In a year marked by the dullest Canadian election in decades, the arts featured prominently in the headlines, but for all the wrong reasons. As the Conservative government chopped up arts funding and dreamed up censorship schemes, Canada’s arts community fought back with drama, ditty and diatribe.
CBC published a list of their top ten Canadian arts newsmakers for 2008, and unsurprisingly the majority of them have a political bent to them.
Young People Fucking: the controversial film about, well, young people fucking, was a flashpoint for hotheaded Conservative politicians who were looking for a scapegoat when seeking to censor Canadian films.
Michel Rivard: the Quebec songwriter joined in the resistance to government arts censorship, starring in Culture in Danger, where he plays a songwriter before a federal arts board staffed with indignant anglos, who reject funding for his song about a seal (or phoque in french), deeming it offensive.

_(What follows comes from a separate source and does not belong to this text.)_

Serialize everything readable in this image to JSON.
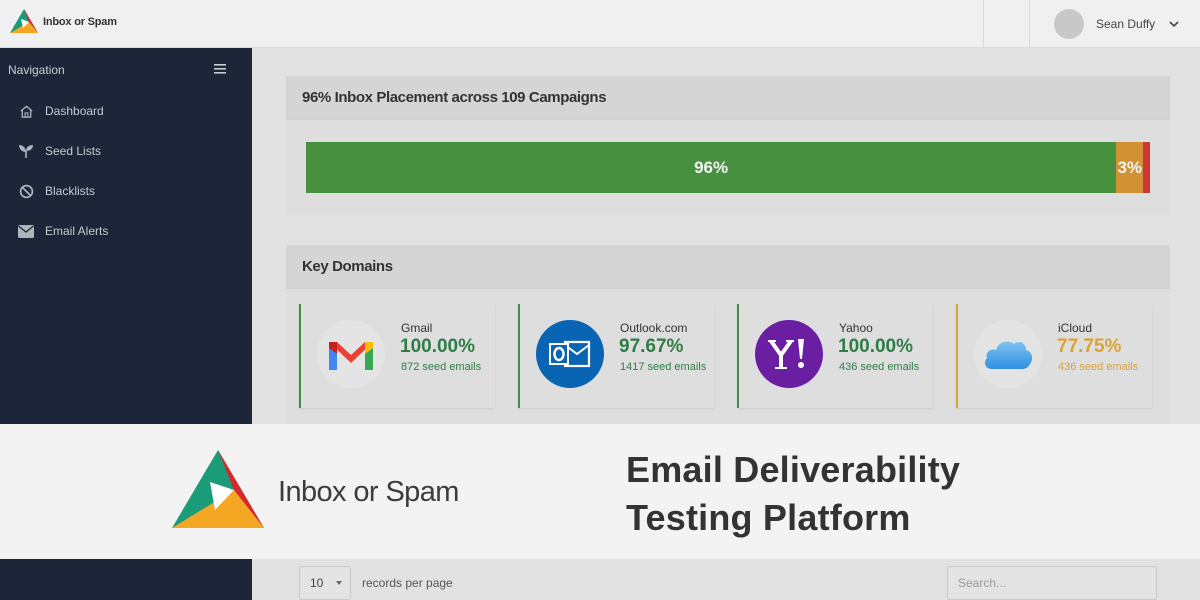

Lawrence Hill: the Ontario author’s latest novel, The Book of Negroes, wins the Commonwealth Writers Prize and the Writers Trust Award for fiction. The work is a first-person narrative of an 18th century African slave who petitions a British monarch to end slavery.